|Newer Rottne with load|
|Picking up a log|
The photos here present a Rottne Forwarder. This machine is an integral part of the 'Cut to Length' (CTL) logging methodology. In handling small wood, a mechanical harvester makes the first pass through the woods selecting trees to be removed, typically small trees (relatively speaking) or at least ones that need to be culled or thinned. They are mechanically cut and processed into logs and left in small piles in the woods. Typically in this type of harvest the logs are less than 12" in diameter--usually a lot less and are limbed and cut to 16-18 foot lengths.
The forwarder is then driven around the woods and the logs are collected and 'forwarded' to a location where they can be loaded on a truck for market. A log pile awaiting such fate is shown in the third photo. Dense stands of timber typically have many more stems per acre than can survive or which can grow to a large size. This technology is useful for removing the 'excess stems' shortly after they are big enough to be merchantable. The logs here will be processed at the mill into 2x4s.
As for the machine itself, it is not quite you you think it is. The front unit is actually a Ford farm tractor (less front axle) with the rear unit and the cab being manufactured by Rottne. This machine belongs ot a neighbor but it ended up in our shop, and amazingly you can access the transmission by blocking the machine up, removing the tires (from the front unit) undoing a few bolts and pivoting the tractor part out from under the cab (the axle goes down and the engine goes up).
With equal amazement, the rear unit (the log carrier) is drive off the tractor PTO complete with the standard farm splined shaft with a drive line slipped on it. You would never expect walking up to this machine that you were looking at a Ford farm tractor with a fancy trailer, but that is in essence what it is.
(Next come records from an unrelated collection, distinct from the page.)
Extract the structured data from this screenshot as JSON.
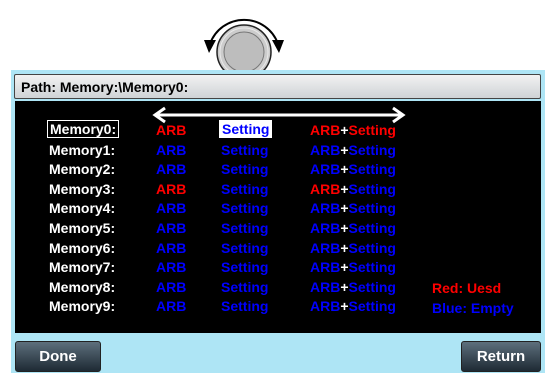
{
  "path": {
    "label": "Path: Memory:\\Memory0:"
  },
  "memory_rows": [
    {
      "name": "Memory0:",
      "arb": "ARB",
      "setting": "Setting",
      "arb_part": "ARB",
      "plus": "+",
      "setting_part": "Setting",
      "arb_color": "#ff0000",
      "setting_color": "#0000ff",
      "both_arb_color": "#ff0000",
      "both_setting_color": "#ff0000",
      "selected": true
    },
    {
      "name": "Memory1:",
      "arb": "ARB",
      "setting": "Setting",
      "arb_part": "ARB",
      "plus": "+",
      "setting_part": "Setting",
      "arb_color": "#0000ff",
      "setting_color": "#0000ff",
      "both_arb_color": "#0000ff",
      "both_setting_color": "#0000ff"
    },
    {
      "name": "Memory2:",
      "arb": "ARB",
      "setting": "Setting",
      "arb_part": "ARB",
      "plus": "+",
      "setting_part": "Setting",
      "arb_color": "#0000ff",
      "setting_color": "#0000ff",
      "both_arb_color": "#0000ff",
      "both_setting_color": "#0000ff"
    },
    {
      "name": "Memory3:",
      "arb": "ARB",
      "setting": "Setting",
      "arb_part": "ARB",
      "plus": "+",
      "setting_part": "Setting",
      "arb_color": "#ff0000",
      "setting_color": "#0000ff",
      "both_arb_color": "#ff0000",
      "both_setting_color": "#0000ff"
    },
    {
      "name": "Memory4:",
      "arb": "ARB",
      "setting": "Setting",
      "arb_part": "ARB",
      "plus": "+",
      "setting_part": "Setting",
      "arb_color": "#0000ff",
      "setting_color": "#0000ff",
      "both_arb_color": "#0000ff",
      "both_setting_color": "#0000ff"
    },
    {
      "name": "Memory5:",
      "arb": "ARB",
      "setting": "Setting",
      "arb_part": "ARB",
      "plus": "+",
      "setting_part": "Setting",
      "arb_color": "#0000ff",
      "setting_color": "#0000ff",
      "both_arb_color": "#0000ff",
      "both_setting_color": "#0000ff"
    },
    {
      "name": "Memory6:",
      "arb": "ARB",
      "setting": "Setting",
      "arb_part": "ARB",
      "plus": "+",
      "setting_part": "Setting",
      "arb_color": "#0000ff",
      "setting_color": "#0000ff",
      "both_arb_color": "#0000ff",
      "both_setting_color": "#0000ff"
    },
    {
      "name": "Memory7:",
      "arb": "ARB",
      "setting": "Setting",
      "arb_part": "ARB",
      "plus": "+",
      "setting_part": "Setting",
      "arb_color": "#0000ff",
      "setting_color": "#0000ff",
      "both_arb_color": "#0000ff",
      "both_setting_color": "#0000ff"
    },
    {
      "name": "Memory8:",
      "arb": "ARB",
      "setting": "Setting",
      "arb_part": "ARB",
      "plus": "+",
      "setting_part": "Setting",
      "arb_color": "#0000ff",
      "setting_color": "#0000ff",
      "both_arb_color": "#0000ff",
      "both_setting_color": "#0000ff"
    },
    {
      "name": "Memory9:",
      "arb": "ARB",
      "setting": "Setting",
      "arb_part": "ARB",
      "plus": "+",
      "setting_part": "Setting",
      "arb_color": "#0000ff",
      "setting_color": "#0000ff",
      "both_arb_color": "#0000ff",
      "both_setting_color": "#0000ff"
    }
  ],
  "legend": {
    "used": "Red: Uesd",
    "empty": "Blue: Empty",
    "used_color": "#ff0000",
    "empty_color": "#0000ff"
  },
  "softkeys": {
    "done": "Done",
    "return": "Return"
  },
  "icons": {
    "knob": "scroll-knob-icon",
    "arrow": "left-right-arrow-icon"
  }
}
The cab is large and a rotating seat is provided so you can swivel around inside the cab and tend to the controls required to operate the knuckleboom log loader shown here in the stowed position. It seems like a strange machine, but it actually works fairly efficiently for its intended task. Forwarders, however, do have a lot of moving parts, and are regarded in the industry as 'high maintenance items'.